Benefits of waiver:
- Low costing
- Easy access worldwide
- Help the low and low-middle income countries in securing requisite doses for themselves
- The benefit of the waiver will accrue to rich countries as well.
The virus does not see power, financial status, national borders, religion, caste, or anything. All humans are at their target. One needs to understand the fact that if poor countries are not safe, rich countries are not, either.
“There are several reports about intellectual property rights hindering or potentially hindering timely provisioning of affordable medical products to the patients. It is also reported that some WTO Members have carried out urgent legal amendments to their national patent laws to expedite the process of issuing compulsory/government use licenses,” the submission added.

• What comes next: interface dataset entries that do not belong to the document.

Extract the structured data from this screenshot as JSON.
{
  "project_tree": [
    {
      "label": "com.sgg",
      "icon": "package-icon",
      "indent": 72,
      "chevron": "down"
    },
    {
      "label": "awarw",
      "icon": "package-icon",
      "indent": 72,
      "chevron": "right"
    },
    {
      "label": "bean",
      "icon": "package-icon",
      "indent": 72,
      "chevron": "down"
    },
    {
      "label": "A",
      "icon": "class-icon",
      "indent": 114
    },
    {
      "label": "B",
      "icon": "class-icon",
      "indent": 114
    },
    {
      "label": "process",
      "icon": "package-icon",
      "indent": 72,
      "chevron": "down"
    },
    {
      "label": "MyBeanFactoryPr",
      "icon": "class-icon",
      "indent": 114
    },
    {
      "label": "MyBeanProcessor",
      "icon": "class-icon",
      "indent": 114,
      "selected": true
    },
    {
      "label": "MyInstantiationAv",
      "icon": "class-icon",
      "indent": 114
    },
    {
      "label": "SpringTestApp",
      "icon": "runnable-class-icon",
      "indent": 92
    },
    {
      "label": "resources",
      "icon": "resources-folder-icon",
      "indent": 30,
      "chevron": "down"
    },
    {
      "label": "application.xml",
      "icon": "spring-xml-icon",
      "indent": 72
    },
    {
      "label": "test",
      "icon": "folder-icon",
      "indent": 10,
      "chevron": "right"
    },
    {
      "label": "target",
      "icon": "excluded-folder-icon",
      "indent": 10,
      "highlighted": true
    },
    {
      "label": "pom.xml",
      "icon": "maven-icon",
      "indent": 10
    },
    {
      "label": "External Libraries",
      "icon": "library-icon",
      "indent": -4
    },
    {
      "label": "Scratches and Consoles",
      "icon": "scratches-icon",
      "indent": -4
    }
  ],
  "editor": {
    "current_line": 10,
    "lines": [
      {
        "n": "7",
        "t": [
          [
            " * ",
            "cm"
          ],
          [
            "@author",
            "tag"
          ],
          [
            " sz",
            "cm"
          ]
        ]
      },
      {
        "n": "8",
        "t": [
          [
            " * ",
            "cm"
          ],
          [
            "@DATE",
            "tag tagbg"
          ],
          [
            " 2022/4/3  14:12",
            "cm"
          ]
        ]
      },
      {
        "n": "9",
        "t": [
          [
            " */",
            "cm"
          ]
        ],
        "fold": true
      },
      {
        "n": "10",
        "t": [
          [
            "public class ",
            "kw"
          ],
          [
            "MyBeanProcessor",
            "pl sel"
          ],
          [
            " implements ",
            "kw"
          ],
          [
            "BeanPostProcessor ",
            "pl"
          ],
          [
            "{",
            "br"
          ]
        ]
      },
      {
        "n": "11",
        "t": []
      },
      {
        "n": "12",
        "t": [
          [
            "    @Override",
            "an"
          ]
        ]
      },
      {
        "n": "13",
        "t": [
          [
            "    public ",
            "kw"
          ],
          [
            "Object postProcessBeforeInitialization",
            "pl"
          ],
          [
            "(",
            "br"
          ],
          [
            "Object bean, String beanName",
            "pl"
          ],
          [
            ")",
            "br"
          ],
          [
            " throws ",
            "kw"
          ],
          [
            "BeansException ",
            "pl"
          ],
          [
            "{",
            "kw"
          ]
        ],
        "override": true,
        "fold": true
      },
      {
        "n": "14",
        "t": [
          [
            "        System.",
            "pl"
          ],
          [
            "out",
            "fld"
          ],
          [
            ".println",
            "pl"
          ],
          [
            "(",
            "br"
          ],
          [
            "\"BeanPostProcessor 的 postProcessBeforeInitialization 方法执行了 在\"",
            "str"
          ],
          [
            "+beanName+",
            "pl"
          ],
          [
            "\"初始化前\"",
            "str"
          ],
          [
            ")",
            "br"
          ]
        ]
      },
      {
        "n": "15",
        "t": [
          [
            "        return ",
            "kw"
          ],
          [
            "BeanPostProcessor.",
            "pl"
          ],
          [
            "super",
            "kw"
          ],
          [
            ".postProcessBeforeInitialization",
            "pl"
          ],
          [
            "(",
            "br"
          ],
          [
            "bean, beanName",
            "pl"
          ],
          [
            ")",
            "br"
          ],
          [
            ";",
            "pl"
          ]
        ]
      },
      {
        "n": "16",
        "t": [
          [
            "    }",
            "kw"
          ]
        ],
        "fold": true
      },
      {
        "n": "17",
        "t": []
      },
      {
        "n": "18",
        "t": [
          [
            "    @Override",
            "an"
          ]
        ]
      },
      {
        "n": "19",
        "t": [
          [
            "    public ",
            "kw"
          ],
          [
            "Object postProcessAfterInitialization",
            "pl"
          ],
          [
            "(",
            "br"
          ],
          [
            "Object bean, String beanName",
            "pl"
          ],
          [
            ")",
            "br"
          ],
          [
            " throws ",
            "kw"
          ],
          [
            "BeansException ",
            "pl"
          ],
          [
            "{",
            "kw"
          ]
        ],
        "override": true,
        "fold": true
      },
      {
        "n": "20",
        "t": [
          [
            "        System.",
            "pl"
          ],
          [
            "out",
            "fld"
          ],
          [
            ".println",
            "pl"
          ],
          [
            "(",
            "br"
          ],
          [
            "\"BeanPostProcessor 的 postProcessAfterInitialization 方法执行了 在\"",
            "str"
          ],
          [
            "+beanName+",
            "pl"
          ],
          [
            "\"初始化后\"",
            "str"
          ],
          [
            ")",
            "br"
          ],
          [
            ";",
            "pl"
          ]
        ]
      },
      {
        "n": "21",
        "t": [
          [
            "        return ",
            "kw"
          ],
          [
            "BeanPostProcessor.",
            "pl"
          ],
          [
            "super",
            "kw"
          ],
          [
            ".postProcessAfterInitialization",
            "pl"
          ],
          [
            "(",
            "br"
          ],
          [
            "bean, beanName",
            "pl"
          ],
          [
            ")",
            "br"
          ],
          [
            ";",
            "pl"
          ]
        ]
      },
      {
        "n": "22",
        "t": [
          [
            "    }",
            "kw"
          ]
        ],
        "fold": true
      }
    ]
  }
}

Commenting on the development, KM Gopakumar, Legal Advisor, Third World Network (TWN) said, “The TRIPS waiver proposal if agreed by other WTO member countries would help the fight against COVID-19 by promoting local manufacturing of medical products required for the COVID- 19 response. In the absence of IP protection, it can facilitate the technology transfer more easily and facilitate local production. This would in turn bring competition in the market of medical products and bring down the prices. Such a move, in any way, will financially affect the companies because the R&D functioning for COVID-19 is predominantly through public funding.”

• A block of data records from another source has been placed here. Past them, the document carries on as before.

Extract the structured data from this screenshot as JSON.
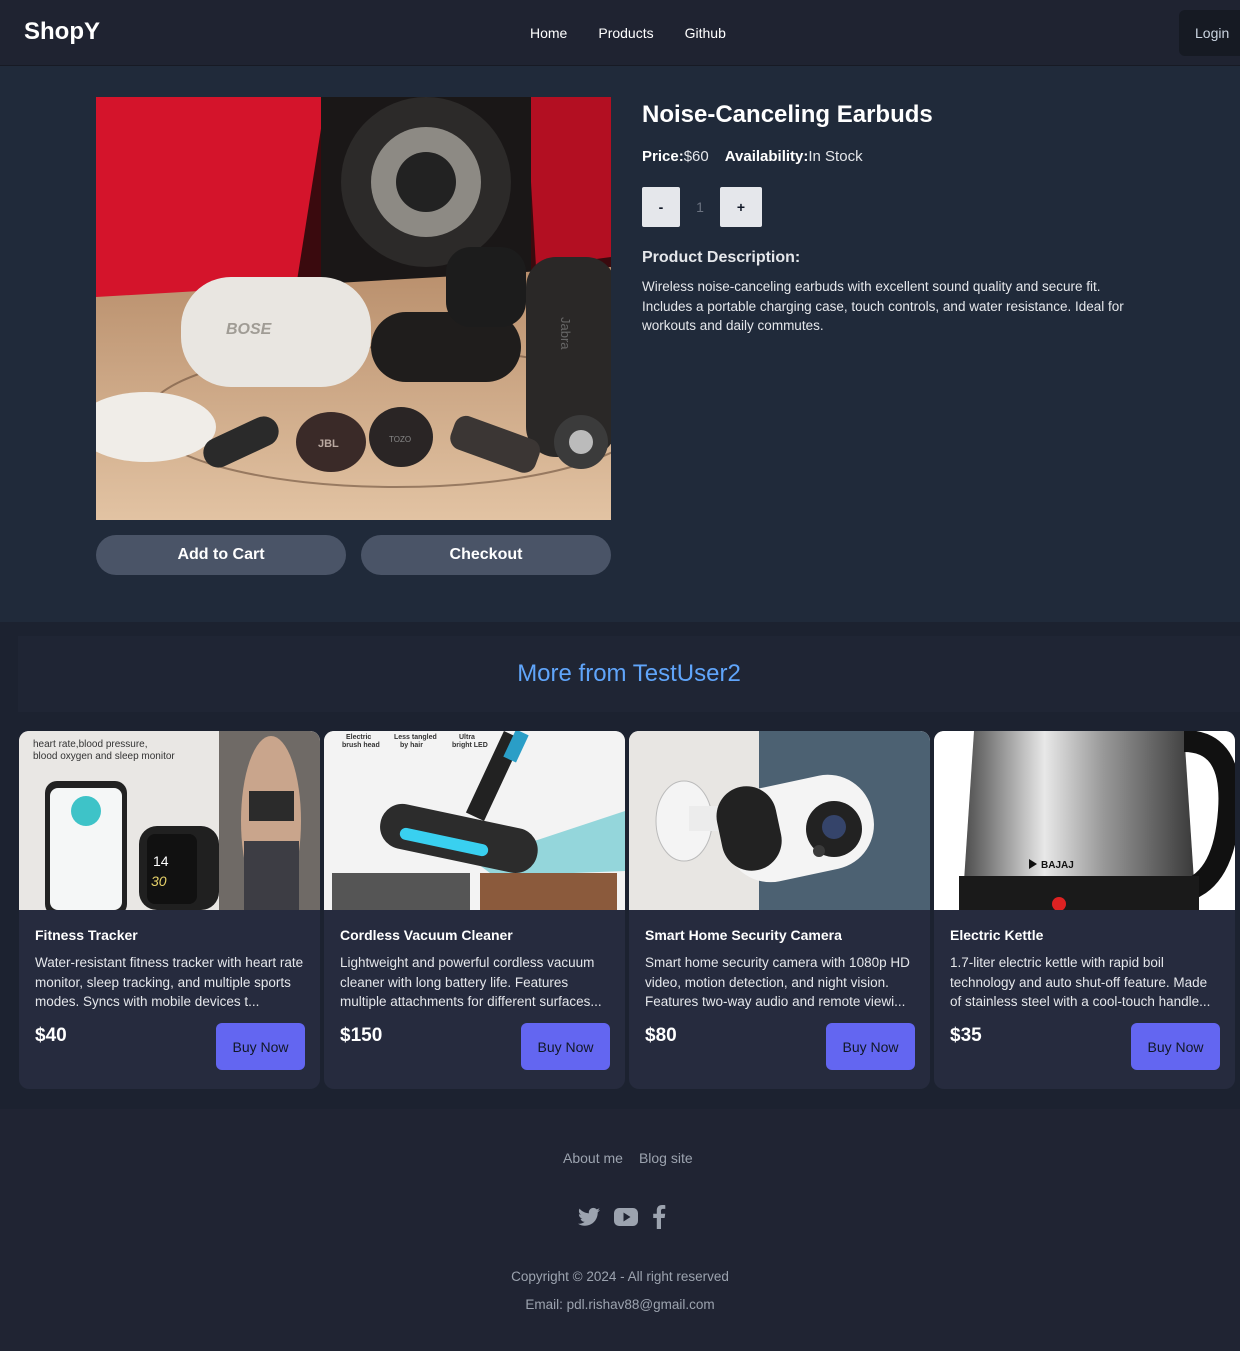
{
  "header": {
    "brand": "ShopY",
    "nav": [
      "Home",
      "Products",
      "Github"
    ],
    "login": "Login"
  },
  "product": {
    "title": "Noise-Canceling Earbuds",
    "price_label": "Price:",
    "price": "$60",
    "availability_label": "Availability:",
    "availability": "In Stock",
    "qty_minus": "-",
    "qty_value": "1",
    "qty_plus": "+",
    "desc_heading": "Product Description:",
    "description": "Wireless noise-canceling earbuds with excellent sound quality and secure fit. Includes a portable charging case, touch controls, and water resistance. Ideal for workouts and daily commutes.",
    "add_to_cart": "Add to Cart",
    "checkout": "Checkout",
    "image_text": {
      "case_brand": "BOSE",
      "side_brand": "Jabra",
      "jbl": "JBL",
      "tozo": "TOZO"
    }
  },
  "more": {
    "heading": "More from TestUser2",
    "cards": [
      {
        "title": "Fitness Tracker",
        "description": "Water-resistant fitness tracker with heart rate monitor, sleep tracking, and multiple sports modes. Syncs with mobile devices t...",
        "price": "$40",
        "button": "Buy Now",
        "image_text": {
          "caption_1": "heart rate,blood pressure,",
          "caption_2": "blood oxygen and sleep monitor",
          "watch_1": "14",
          "watch_2": "30"
        }
      },
      {
        "title": "Cordless Vacuum Cleaner",
        "description": "Lightweight and powerful cordless vacuum cleaner with long battery life. Features multiple attachments for different surfaces...",
        "price": "$150",
        "button": "Buy Now",
        "image_text": {
          "label_1a": "Electric",
          "label_1b": "brush head",
          "label_2a": "Less tangled",
          "label_2b": "by hair",
          "label_3a": "Ultra",
          "label_3b": "bright LED"
        }
      },
      {
        "title": "Smart Home Security Camera",
        "description": "Smart home security camera with 1080p HD video, motion detection, and night vision. Features two-way audio and remote viewi...",
        "price": "$80",
        "button": "Buy Now"
      },
      {
        "title": "Electric Kettle",
        "description": "1.7-liter electric kettle with rapid boil technology and auto shut-off feature. Made of stainless steel with a cool-touch handle...",
        "price": "$35",
        "button": "Buy Now",
        "image_text": {
          "brand": "BAJAJ"
        }
      }
    ]
  },
  "footer": {
    "links": [
      "About me",
      "Blog site"
    ],
    "socials": [
      "twitter-icon",
      "youtube-icon",
      "facebook-icon"
    ],
    "copyright": "Copyright © 2024 - All right reserved",
    "email": "Email: pdl.rishav88@gmail.com"
  },
  "colors": {
    "accent_heading": "#60a5fa",
    "buy_button": "#6366f1"
  }
}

Gopakumar added, “Though Article IX of the Agreement Establishing, WTO allows taking decisions on waiver by three fourth of the majority, generally such decisions in the WTO are taken by consensus. Therefore, the consensuses of other WTO members are required to give the legal effect to the proposal”.

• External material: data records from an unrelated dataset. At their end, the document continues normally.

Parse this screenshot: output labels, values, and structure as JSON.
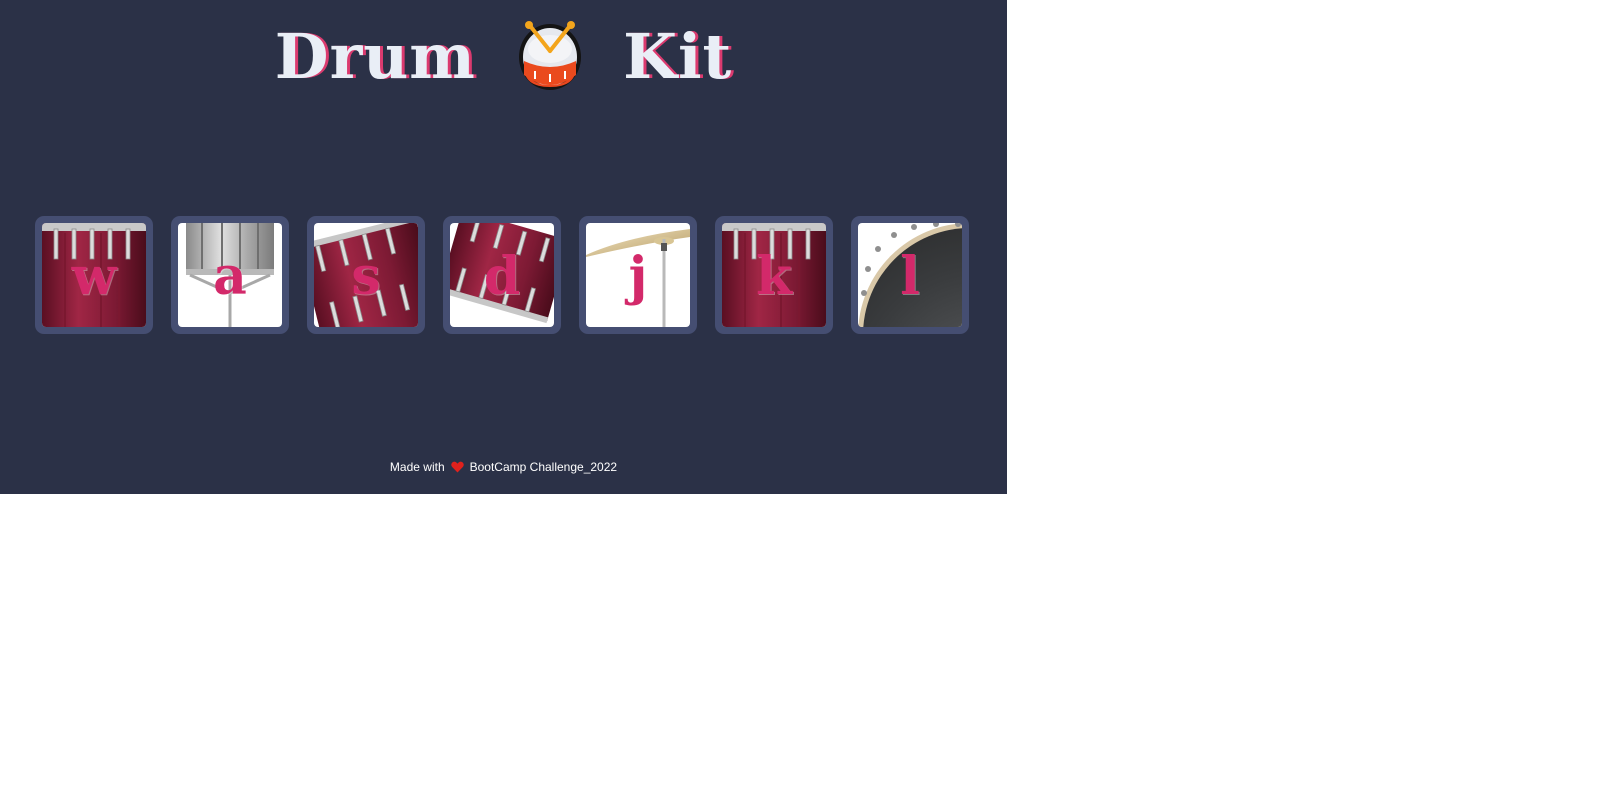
{
  "header": {
    "title_left": "Drum",
    "title_right": "Kit",
    "icon": "drum-icon"
  },
  "pads": [
    {
      "key": "w",
      "image": "tom-drum"
    },
    {
      "key": "a",
      "image": "snare-drum-on-stand"
    },
    {
      "key": "s",
      "image": "tilted-tom-drum"
    },
    {
      "key": "d",
      "image": "tilted-tom-drum"
    },
    {
      "key": "j",
      "image": "crash-cymbal"
    },
    {
      "key": "k",
      "image": "tom-drum"
    },
    {
      "key": "l",
      "image": "bass-drum"
    }
  ],
  "footer": {
    "prefix": "Made with",
    "icon": "heart-icon",
    "suffix": "BootCamp Challenge_2022"
  },
  "colors": {
    "background": "#2b3147",
    "pad_frame": "#454e72",
    "key_letter": "#d3296a",
    "title_shadow": "#db3a6f",
    "drum_red": "#8e1f3c"
  }
}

“In 2001, at the height of the HIV epidemic when nearly 10,000 people a day were dying of AIDS, the Doha Declaration on TRIPS and Public Health affirmed that governments are free to take all necessary measures to address IP barriers to protect public health. Very simply, it puts governments in the driving seat to be able to put life before profit. The India and South Africa proposal to the WTO TRIPS Council does precisely that for COVID-19. This bold proposal, if accepted by WTO membership, will facilitate technology transfer for effective COVID-19-related vaccines, drugs or diagnostic tests as the waiver covers patents, copyright, industrial designs, and undisclosed information including know-how and trade secrets,” commented Leena Menghaney, Head, Médecins Sans Frontières’ (MSF) Access Campaign in India.
“WHO having declared COVID -19 as a pandemic and since all IP covenants such as Paris Convention, TRIPS and others including most National IP laws, include such provisions for overriding patents during pandemics and national emergencies, it is appropriate for the WTO to endorse such a resolution for waiving IP/Patent rights on all forms of medications related to the pandemic. A review may be undertaken in one year from the date of the waiver,” informed Dr. Gopakumar Nair, Patent Attorney, and CEO, Gopakumar Nair Associates.
He said, “In the specific case of Anthrax thread, the US had waived patent rights on relevant antibiotics in 2001. Therefore, considering the present pandemic situation COVID-19, they should be considering it.”